_YOUR GOAL_
Search the listing for the word "structured" and return each line that contains it.

_THE INPUT_

[Start of section]

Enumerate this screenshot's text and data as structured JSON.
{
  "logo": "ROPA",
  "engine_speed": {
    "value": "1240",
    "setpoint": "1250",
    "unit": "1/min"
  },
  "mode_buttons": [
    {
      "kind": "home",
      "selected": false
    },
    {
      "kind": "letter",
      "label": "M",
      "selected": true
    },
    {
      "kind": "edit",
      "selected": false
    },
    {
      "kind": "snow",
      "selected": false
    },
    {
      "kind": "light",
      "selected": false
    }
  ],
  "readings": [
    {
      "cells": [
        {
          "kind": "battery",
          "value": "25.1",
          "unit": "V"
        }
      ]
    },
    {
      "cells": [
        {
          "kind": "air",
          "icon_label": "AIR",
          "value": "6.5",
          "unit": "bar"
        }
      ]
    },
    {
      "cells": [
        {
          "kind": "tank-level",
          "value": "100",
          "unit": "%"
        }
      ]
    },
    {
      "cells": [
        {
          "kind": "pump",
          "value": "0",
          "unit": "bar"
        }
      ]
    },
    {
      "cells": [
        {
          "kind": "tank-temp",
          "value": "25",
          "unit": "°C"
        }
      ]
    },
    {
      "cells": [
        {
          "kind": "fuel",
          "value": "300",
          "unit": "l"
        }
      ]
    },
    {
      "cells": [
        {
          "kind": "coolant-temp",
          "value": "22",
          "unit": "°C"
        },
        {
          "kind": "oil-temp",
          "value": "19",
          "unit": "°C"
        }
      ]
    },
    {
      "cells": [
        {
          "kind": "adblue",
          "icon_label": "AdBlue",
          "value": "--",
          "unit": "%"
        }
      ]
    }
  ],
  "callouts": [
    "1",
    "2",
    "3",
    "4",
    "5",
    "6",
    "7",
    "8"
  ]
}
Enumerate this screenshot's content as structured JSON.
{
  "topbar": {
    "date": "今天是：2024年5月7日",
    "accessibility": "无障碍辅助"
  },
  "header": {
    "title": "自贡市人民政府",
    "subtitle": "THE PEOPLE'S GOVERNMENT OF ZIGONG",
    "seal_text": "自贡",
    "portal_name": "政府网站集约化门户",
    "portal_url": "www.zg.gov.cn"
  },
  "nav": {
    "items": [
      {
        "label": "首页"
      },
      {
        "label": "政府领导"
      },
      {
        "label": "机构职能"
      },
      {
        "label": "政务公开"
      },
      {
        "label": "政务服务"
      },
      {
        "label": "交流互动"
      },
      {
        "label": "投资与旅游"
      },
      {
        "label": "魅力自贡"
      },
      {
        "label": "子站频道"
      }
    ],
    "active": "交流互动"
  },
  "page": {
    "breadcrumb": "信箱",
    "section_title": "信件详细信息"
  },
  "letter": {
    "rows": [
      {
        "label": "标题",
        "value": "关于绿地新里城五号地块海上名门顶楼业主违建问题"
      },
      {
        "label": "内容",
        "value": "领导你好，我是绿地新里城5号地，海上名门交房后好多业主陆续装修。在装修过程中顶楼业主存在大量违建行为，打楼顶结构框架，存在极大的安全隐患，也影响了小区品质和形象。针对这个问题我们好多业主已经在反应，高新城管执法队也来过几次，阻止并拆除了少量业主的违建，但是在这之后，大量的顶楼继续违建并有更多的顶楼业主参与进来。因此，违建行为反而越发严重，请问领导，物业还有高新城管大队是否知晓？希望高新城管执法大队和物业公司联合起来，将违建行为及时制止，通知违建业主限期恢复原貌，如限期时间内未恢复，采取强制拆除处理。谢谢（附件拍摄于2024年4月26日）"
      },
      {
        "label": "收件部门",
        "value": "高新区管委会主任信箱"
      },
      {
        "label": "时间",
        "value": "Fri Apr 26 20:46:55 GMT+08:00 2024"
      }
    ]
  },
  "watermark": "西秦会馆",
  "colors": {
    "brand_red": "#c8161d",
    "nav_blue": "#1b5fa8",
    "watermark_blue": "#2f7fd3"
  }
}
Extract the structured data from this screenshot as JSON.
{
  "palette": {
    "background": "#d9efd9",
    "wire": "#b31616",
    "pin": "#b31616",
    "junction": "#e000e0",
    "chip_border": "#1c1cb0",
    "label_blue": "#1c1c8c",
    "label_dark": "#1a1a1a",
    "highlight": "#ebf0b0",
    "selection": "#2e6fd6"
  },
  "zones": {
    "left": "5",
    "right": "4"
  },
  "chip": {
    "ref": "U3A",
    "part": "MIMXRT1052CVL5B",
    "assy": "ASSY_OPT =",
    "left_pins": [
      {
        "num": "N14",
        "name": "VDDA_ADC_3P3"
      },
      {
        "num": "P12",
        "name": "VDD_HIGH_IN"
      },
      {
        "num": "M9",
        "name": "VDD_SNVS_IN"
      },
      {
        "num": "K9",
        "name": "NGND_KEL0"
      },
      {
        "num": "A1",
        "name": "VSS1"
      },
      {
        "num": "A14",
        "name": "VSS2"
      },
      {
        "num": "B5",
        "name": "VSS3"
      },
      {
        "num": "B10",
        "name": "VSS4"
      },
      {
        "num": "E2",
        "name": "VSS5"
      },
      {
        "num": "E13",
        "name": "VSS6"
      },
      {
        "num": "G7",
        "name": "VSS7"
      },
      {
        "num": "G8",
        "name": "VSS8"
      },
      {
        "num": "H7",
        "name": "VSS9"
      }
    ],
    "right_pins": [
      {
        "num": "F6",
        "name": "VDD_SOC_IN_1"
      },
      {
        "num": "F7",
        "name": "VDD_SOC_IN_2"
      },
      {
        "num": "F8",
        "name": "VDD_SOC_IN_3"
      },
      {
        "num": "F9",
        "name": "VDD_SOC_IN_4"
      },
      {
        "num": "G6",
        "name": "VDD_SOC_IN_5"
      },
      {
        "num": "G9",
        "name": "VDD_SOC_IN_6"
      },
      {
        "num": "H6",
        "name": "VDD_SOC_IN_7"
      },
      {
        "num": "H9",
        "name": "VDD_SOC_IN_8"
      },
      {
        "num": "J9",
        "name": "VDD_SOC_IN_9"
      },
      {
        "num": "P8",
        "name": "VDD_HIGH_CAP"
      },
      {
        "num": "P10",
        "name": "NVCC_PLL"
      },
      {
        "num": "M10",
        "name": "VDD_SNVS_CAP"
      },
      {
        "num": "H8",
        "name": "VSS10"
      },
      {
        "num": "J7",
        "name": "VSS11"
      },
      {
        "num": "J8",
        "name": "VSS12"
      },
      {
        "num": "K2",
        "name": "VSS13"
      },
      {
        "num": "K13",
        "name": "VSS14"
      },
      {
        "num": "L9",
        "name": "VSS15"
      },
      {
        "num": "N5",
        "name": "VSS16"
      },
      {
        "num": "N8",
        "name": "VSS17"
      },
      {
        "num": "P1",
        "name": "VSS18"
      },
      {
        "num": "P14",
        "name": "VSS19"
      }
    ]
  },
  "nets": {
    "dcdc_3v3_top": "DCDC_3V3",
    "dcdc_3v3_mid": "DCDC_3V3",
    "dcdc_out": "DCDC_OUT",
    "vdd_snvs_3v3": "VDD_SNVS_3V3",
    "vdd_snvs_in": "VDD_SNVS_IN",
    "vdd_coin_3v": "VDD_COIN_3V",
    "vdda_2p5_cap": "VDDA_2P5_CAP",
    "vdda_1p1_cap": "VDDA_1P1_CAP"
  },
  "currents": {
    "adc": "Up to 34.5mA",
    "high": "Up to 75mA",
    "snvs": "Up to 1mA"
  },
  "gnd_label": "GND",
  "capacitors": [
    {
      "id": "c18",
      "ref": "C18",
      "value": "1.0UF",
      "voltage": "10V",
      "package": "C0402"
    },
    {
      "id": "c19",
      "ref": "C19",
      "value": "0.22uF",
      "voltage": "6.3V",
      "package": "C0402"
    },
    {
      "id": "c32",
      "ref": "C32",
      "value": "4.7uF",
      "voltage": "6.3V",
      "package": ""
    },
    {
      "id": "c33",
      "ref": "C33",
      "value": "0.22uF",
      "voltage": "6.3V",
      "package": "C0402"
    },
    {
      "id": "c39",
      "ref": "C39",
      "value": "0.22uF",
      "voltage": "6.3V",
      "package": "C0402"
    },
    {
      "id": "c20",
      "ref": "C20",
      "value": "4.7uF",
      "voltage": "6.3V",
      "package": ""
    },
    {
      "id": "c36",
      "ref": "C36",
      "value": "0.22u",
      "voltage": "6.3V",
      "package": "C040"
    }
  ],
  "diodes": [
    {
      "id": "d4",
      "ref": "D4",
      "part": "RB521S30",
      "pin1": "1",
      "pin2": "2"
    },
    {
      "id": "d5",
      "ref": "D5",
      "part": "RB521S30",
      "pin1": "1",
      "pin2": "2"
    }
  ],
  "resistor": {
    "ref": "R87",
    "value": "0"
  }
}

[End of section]

_PROBLEM SOLUTION_
Enumerate this screenshot's text and data as structured JSON.
Enumerate this screenshot's content as structured JSON.
Extract the structured data from this screenshot as JSON.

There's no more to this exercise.